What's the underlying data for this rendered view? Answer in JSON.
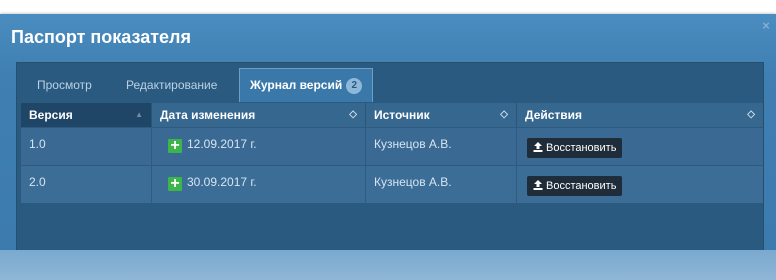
{
  "dialog": {
    "title": "Паспорт показателя",
    "close_glyph": "×"
  },
  "tabs": [
    {
      "label": "Просмотр"
    },
    {
      "label": "Редактирование"
    },
    {
      "label": "Журнал версий",
      "badge": "2",
      "active": true
    }
  ],
  "table": {
    "columns": [
      {
        "label": "Версия",
        "sort": "asc"
      },
      {
        "label": "Дата изменения",
        "sort": "none"
      },
      {
        "label": "Источник",
        "sort": "none"
      },
      {
        "label": "Действия",
        "sort": "none"
      }
    ],
    "sort_glyphs": {
      "asc": "▲",
      "none": "◇"
    },
    "rows": [
      {
        "version": "1.0",
        "date": "12.09.2017 г.",
        "source": "Кузнецов А.В.",
        "action": "Восстановить"
      },
      {
        "version": "2.0",
        "date": "30.09.2017 г.",
        "source": "Кузнецов А.В.",
        "action": "Восстановить"
      }
    ]
  },
  "icons": {
    "plus": "plus-icon",
    "restore": "upload-icon",
    "close": "close-icon"
  },
  "colors": {
    "header_bar": "#3f7fb2",
    "panel": "#2b5a80",
    "add_green": "#3db54a",
    "button_dark": "#1f2c39"
  }
}
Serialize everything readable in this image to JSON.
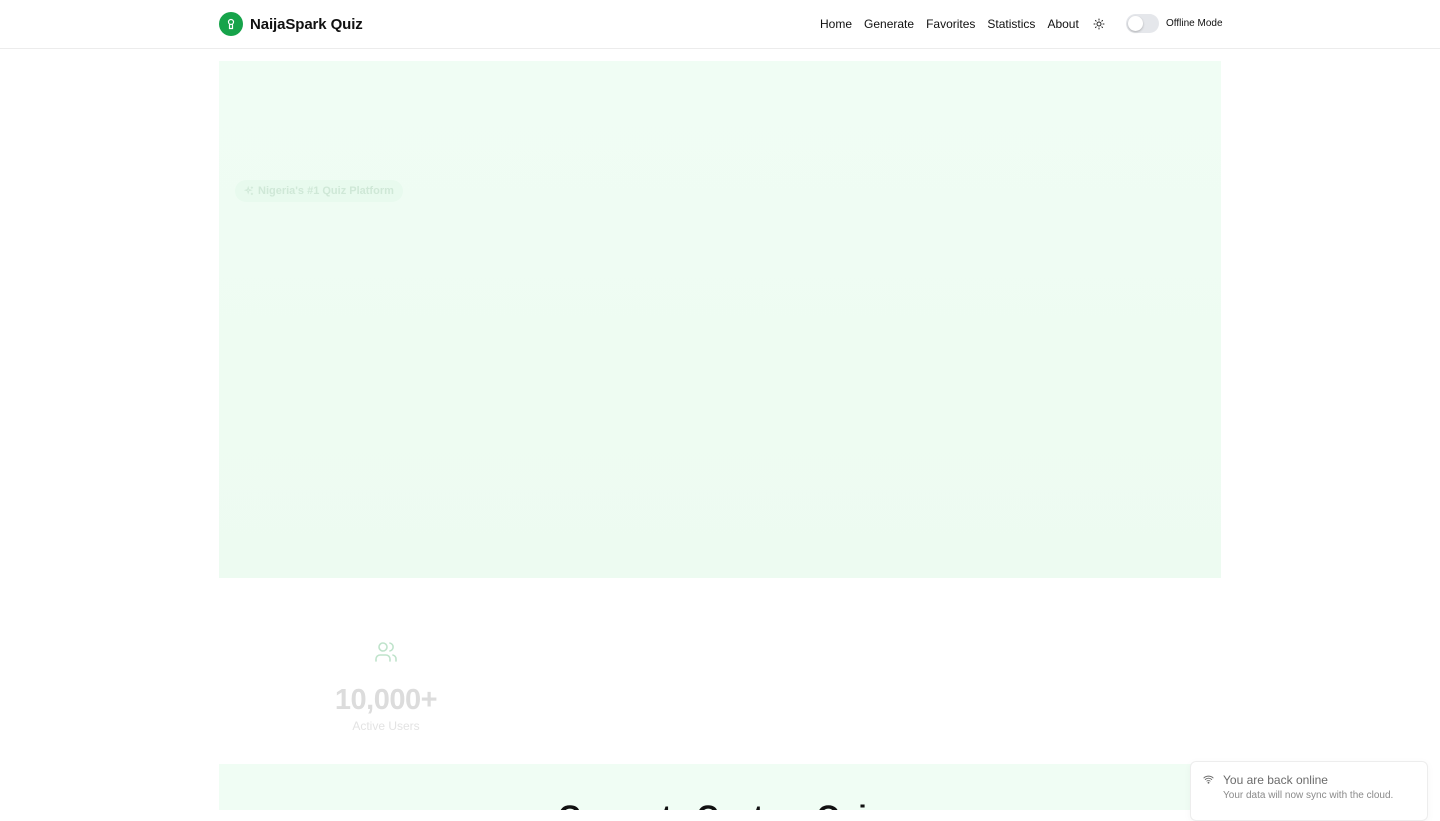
{
  "navbar": {
    "brand": {
      "name": "NaijaSpark Quiz",
      "logo_icon": "quiz-logo-icon"
    },
    "links": [
      "Home",
      "Generate",
      "Favorites",
      "Statistics",
      "About"
    ],
    "theme_toggle_icon": "sun-icon",
    "offline_mode": {
      "label": "Offline Mode",
      "enabled": false
    }
  },
  "hero": {
    "badge": {
      "icon": "sparkles-icon",
      "text": "Nigeria's #1 Quiz Platform"
    }
  },
  "stats": {
    "users": {
      "icon": "users-icon",
      "value": "10,000+",
      "label": "Active Users"
    }
  },
  "generate_section": {
    "title": "Generate Custom Quiz"
  },
  "toast": {
    "icon": "wifi-icon",
    "title": "You are back online",
    "description": "Your data will now sync with the cloud."
  },
  "colors": {
    "brand": "#16a34a",
    "hero_background": "#f0fdf4"
  }
}
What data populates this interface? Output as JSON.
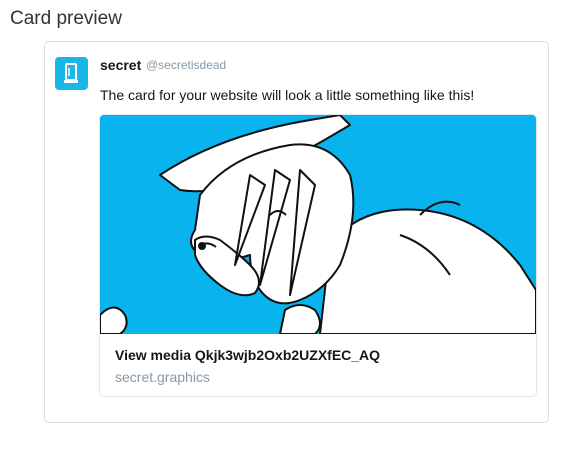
{
  "page": {
    "title": "Card preview"
  },
  "tweet": {
    "account_name": "secret",
    "account_handle": "@secretisdead",
    "text": "The card for your website will look a little something like this!",
    "avatar_icon": "phone-glyph-icon"
  },
  "card": {
    "image_icon": "illustration-image",
    "title": "View media Qkjk3wjb2Oxb2UZXfEC_AQ",
    "domain": "secret.graphics"
  },
  "colors": {
    "avatar_bg": "#19b6e9",
    "card_image_bg": "#09b4ee",
    "handle_text": "#8899a6",
    "border": "#d8dde1"
  }
}
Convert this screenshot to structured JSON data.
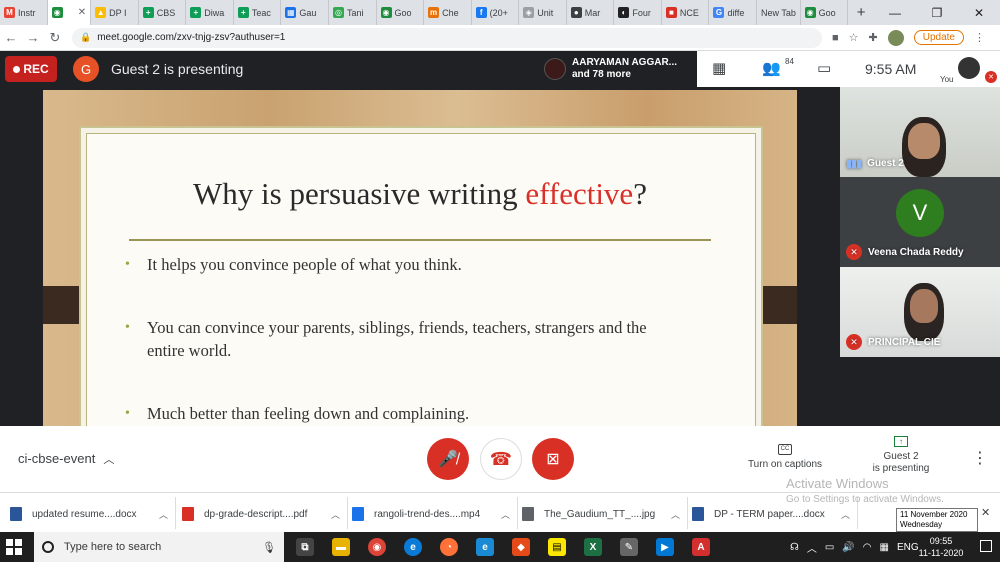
{
  "browser": {
    "tabs": [
      {
        "label": "Instr",
        "fav_color": "#ea4335",
        "fav_glyph": "M"
      },
      {
        "label": "",
        "fav_color": "#1e8e3e",
        "fav_glyph": "◉",
        "active": true
      },
      {
        "label": "DP I",
        "fav_color": "#fbbc04",
        "fav_glyph": "▲"
      },
      {
        "label": "CBS",
        "fav_color": "#0f9d58",
        "fav_glyph": "+"
      },
      {
        "label": "Diwa",
        "fav_color": "#0f9d58",
        "fav_glyph": "+"
      },
      {
        "label": "Teac",
        "fav_color": "#0f9d58",
        "fav_glyph": "+"
      },
      {
        "label": "Gau",
        "fav_color": "#1a73e8",
        "fav_glyph": "▦"
      },
      {
        "label": "Tani",
        "fav_color": "#34a853",
        "fav_glyph": "◎"
      },
      {
        "label": "Goo",
        "fav_color": "#1e8e3e",
        "fav_glyph": "◉"
      },
      {
        "label": "Che",
        "fav_color": "#e8710a",
        "fav_glyph": "m"
      },
      {
        "label": "(20+",
        "fav_color": "#1877f2",
        "fav_glyph": "f"
      },
      {
        "label": "Unit",
        "fav_color": "#9aa0a6",
        "fav_glyph": "◈"
      },
      {
        "label": "Mar",
        "fav_color": "#3c4043",
        "fav_glyph": "●"
      },
      {
        "label": "Four",
        "fav_color": "#202124",
        "fav_glyph": "◐"
      },
      {
        "label": "NCE",
        "fav_color": "#d93025",
        "fav_glyph": "■"
      },
      {
        "label": "diffe",
        "fav_color": "#4285f4",
        "fav_glyph": "G"
      },
      {
        "label": "New Tab",
        "fav_color": "",
        "fav_glyph": ""
      },
      {
        "label": "Goo",
        "fav_color": "#1e8e3e",
        "fav_glyph": "◉"
      }
    ],
    "url": "meet.google.com/zxv-tnjg-zsv?authuser=1",
    "update_label": "Update"
  },
  "meet": {
    "rec_label": "REC",
    "presenter_initial": "G",
    "presenter_text": "Guest 2 is presenting",
    "participants_name": "AARYAMAN AGGAR...",
    "participants_more": "and 78 more",
    "people_count": "84",
    "time": "9:55 AM",
    "you_label": "You"
  },
  "slide": {
    "title_prefix": "Why is persuasive writing ",
    "title_highlight": "effective",
    "title_suffix": "?",
    "bullets": [
      "It helps you convince people of what you think.",
      "You can convince your parents, siblings, friends, teachers, strangers and the entire world.",
      "Much better than feeling down and complaining."
    ]
  },
  "tiles": [
    {
      "name": "Guest 2",
      "initial": ""
    },
    {
      "name": "Veena Chada Reddy",
      "initial": "V"
    },
    {
      "name": "PRINCIPAL CIE",
      "initial": ""
    }
  ],
  "controls": {
    "meeting_code": "ci-cbse-event",
    "captions_label": "Turn on captions",
    "present_line1": "Guest 2",
    "present_line2": "is presenting"
  },
  "downloads": [
    {
      "name": "updated resume....docx",
      "type": "docx",
      "color": "#2b579a"
    },
    {
      "name": "dp-grade-descript....pdf",
      "type": "pdf",
      "color": "#d93025"
    },
    {
      "name": "rangoli-trend-des....mp4",
      "type": "mp4",
      "color": "#1a73e8"
    },
    {
      "name": "The_Gaudium_TT_....jpg",
      "type": "jpg",
      "color": "#5f6368"
    },
    {
      "name": "DP - TERM paper....docx",
      "type": "docx",
      "color": "#2b579a"
    }
  ],
  "watermark": {
    "line1": "Activate Windows",
    "line2": "Go to Settings to activate Windows."
  },
  "date_tooltip": {
    "line1": "11 November 2020",
    "line2": "Wednesday"
  },
  "taskbar": {
    "search_placeholder": "Type here to search",
    "lang": "ENG",
    "time": "09:55",
    "date": "11-11-2020"
  }
}
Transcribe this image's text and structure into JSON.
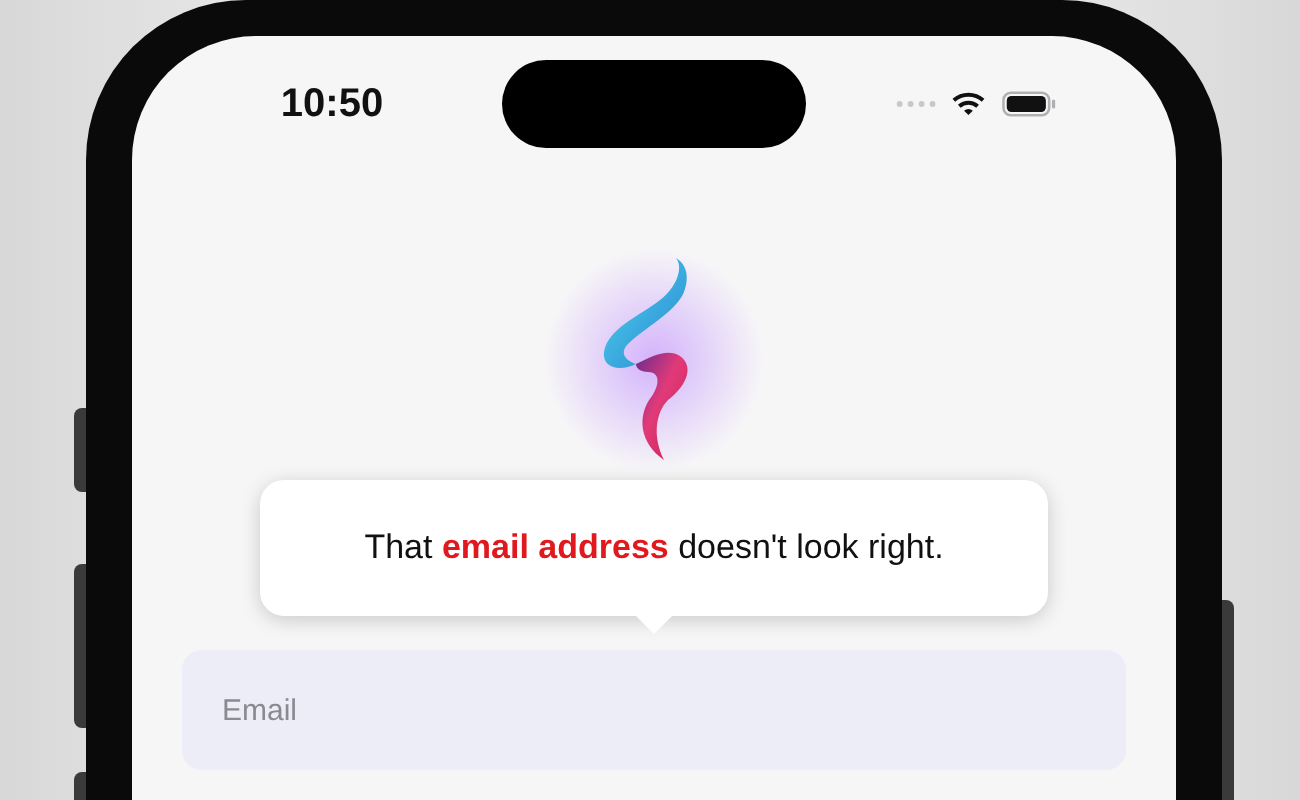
{
  "status_bar": {
    "time": "10:50"
  },
  "tooltip": {
    "message": "That **email address** doesn't look right."
  },
  "email_field": {
    "placeholder": "Email"
  }
}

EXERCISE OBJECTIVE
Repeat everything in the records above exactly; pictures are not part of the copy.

TASK ANSWER
What's the underlying data for this rendered view? Answer in JSON.
{
  "dialog": {
    "title": "Паспорт показателя",
    "close_glyph": "×"
  },
  "tabs": [
    {
      "label": "Просмотр"
    },
    {
      "label": "Редактирование"
    },
    {
      "label": "Журнал версий",
      "badge": "2",
      "active": true
    }
  ],
  "table": {
    "columns": [
      {
        "label": "Версия",
        "sort": "asc"
      },
      {
        "label": "Дата изменения",
        "sort": "none"
      },
      {
        "label": "Источник",
        "sort": "none"
      },
      {
        "label": "Действия",
        "sort": "none"
      }
    ],
    "sort_glyphs": {
      "asc": "▲",
      "none": "◇"
    },
    "rows": [
      {
        "version": "1.0",
        "date": "12.09.2017 г.",
        "source": "Кузнецов А.В.",
        "action": "Восстановить"
      },
      {
        "version": "2.0",
        "date": "30.09.2017 г.",
        "source": "Кузнецов А.В.",
        "action": "Восстановить"
      }
    ]
  },
  "icons": {
    "plus": "plus-icon",
    "restore": "upload-icon",
    "close": "close-icon"
  },
  "colors": {
    "header_bar": "#3f7fb2",
    "panel": "#2b5a80",
    "add_green": "#3db54a",
    "button_dark": "#1f2c39"
  }
}
Serialize everything readable in this image to JSON.
{
  "navbar": {
    "brand": {
      "name": "NaijaSpark Quiz",
      "logo_icon": "quiz-logo-icon"
    },
    "links": [
      "Home",
      "Generate",
      "Favorites",
      "Statistics",
      "About"
    ],
    "theme_toggle_icon": "sun-icon",
    "offline_mode": {
      "label": "Offline Mode",
      "enabled": false
    }
  },
  "hero": {
    "badge": {
      "icon": "sparkles-icon",
      "text": "Nigeria's #1 Quiz Platform"
    }
  },
  "stats": {
    "users": {
      "icon": "users-icon",
      "value": "10,000+",
      "label": "Active Users"
    }
  },
  "generate_section": {
    "title": "Generate Custom Quiz"
  },
  "toast": {
    "icon": "wifi-icon",
    "title": "You are back online",
    "description": "Your data will now sync with the cloud."
  },
  "colors": {
    "brand": "#16a34a",
    "hero_background": "#f0fdf4"
  }
}
What data populates this interface? Output as JSON.
{
  "page": {
    "title": "Card preview"
  },
  "tweet": {
    "account_name": "secret",
    "account_handle": "@secretisdead",
    "text": "The card for your website will look a little something like this!",
    "avatar_icon": "phone-glyph-icon"
  },
  "card": {
    "image_icon": "illustration-image",
    "title": "View media Qkjk3wjb2Oxb2UZXfEC_AQ",
    "domain": "secret.graphics"
  },
  "colors": {
    "avatar_bg": "#19b6e9",
    "card_image_bg": "#09b4ee",
    "handle_text": "#8899a6",
    "border": "#d8dde1"
  }
}
Convert this screenshot to structured JSON data.
{
  "browser": {
    "tabs": [
      {
        "label": "Instr",
        "fav_color": "#ea4335",
        "fav_glyph": "M"
      },
      {
        "label": "",
        "fav_color": "#1e8e3e",
        "fav_glyph": "◉",
        "active": true
      },
      {
        "label": "DP I",
        "fav_color": "#fbbc04",
        "fav_glyph": "▲"
      },
      {
        "label": "CBS",
        "fav_color": "#0f9d58",
        "fav_glyph": "+"
      },
      {
        "label": "Diwa",
        "fav_color": "#0f9d58",
        "fav_glyph": "+"
      },
      {
        "label": "Teac",
        "fav_color": "#0f9d58",
        "fav_glyph": "+"
      },
      {
        "label": "Gau",
        "fav_color": "#1a73e8",
        "fav_glyph": "▦"
      },
      {
        "label": "Tani",
        "fav_color": "#34a853",
        "fav_glyph": "◎"
      },
      {
        "label": "Goo",
        "fav_color": "#1e8e3e",
        "fav_glyph": "◉"
      },
      {
        "label": "Che",
        "fav_color": "#e8710a",
        "fav_glyph": "m"
      },
      {
        "label": "(20+",
        "fav_color": "#1877f2",
        "fav_glyph": "f"
      },
      {
        "label": "Unit",
        "fav_color": "#9aa0a6",
        "fav_glyph": "◈"
      },
      {
        "label": "Mar",
        "fav_color": "#3c4043",
        "fav_glyph": "●"
      },
      {
        "label": "Four",
        "fav_color": "#202124",
        "fav_glyph": "◐"
      },
      {
        "label": "NCE",
        "fav_color": "#d93025",
        "fav_glyph": "■"
      },
      {
        "label": "diffe",
        "fav_color": "#4285f4",
        "fav_glyph": "G"
      },
      {
        "label": "New Tab",
        "fav_color": "",
        "fav_glyph": ""
      },
      {
        "label": "Goo",
        "fav_color": "#1e8e3e",
        "fav_glyph": "◉"
      }
    ],
    "url": "meet.google.com/zxv-tnjg-zsv?authuser=1",
    "update_label": "Update"
  },
  "meet": {
    "rec_label": "REC",
    "presenter_initial": "G",
    "presenter_text": "Guest 2 is presenting",
    "participants_name": "AARYAMAN AGGAR...",
    "participants_more": "and 78 more",
    "people_count": "84",
    "time": "9:55 AM",
    "you_label": "You"
  },
  "slide": {
    "title_prefix": "Why is persuasive writing ",
    "title_highlight": "effective",
    "title_suffix": "?",
    "bullets": [
      "It helps you convince people of what you think.",
      "You can convince your parents, siblings, friends, teachers, strangers and the entire world.",
      "Much better than feeling down and complaining."
    ]
  },
  "tiles": [
    {
      "name": "Guest 2",
      "initial": ""
    },
    {
      "name": "Veena Chada Reddy",
      "initial": "V"
    },
    {
      "name": "PRINCIPAL CIE",
      "initial": ""
    }
  ],
  "controls": {
    "meeting_code": "ci-cbse-event",
    "captions_label": "Turn on captions",
    "present_line1": "Guest 2",
    "present_line2": "is presenting"
  },
  "downloads": [
    {
      "name": "updated resume....docx",
      "type": "docx",
      "color": "#2b579a"
    },
    {
      "name": "dp-grade-descript....pdf",
      "type": "pdf",
      "color": "#d93025"
    },
    {
      "name": "rangoli-trend-des....mp4",
      "type": "mp4",
      "color": "#1a73e8"
    },
    {
      "name": "The_Gaudium_TT_....jpg",
      "type": "jpg",
      "color": "#5f6368"
    },
    {
      "name": "DP - TERM paper....docx",
      "type": "docx",
      "color": "#2b579a"
    }
  ],
  "watermark": {
    "line1": "Activate Windows",
    "line2": "Go to Settings to activate Windows."
  },
  "date_tooltip": {
    "line1": "11 November 2020",
    "line2": "Wednesday"
  },
  "taskbar": {
    "search_placeholder": "Type here to search",
    "lang": "ENG",
    "time": "09:55",
    "date": "11-11-2020"
  }
}
Transcribe this image's text and structure into JSON.
{
  "status_bar": {
    "time": "10:50"
  },
  "tooltip": {
    "message": "That **email address** doesn't look right."
  },
  "email_field": {
    "placeholder": "Email"
  }
}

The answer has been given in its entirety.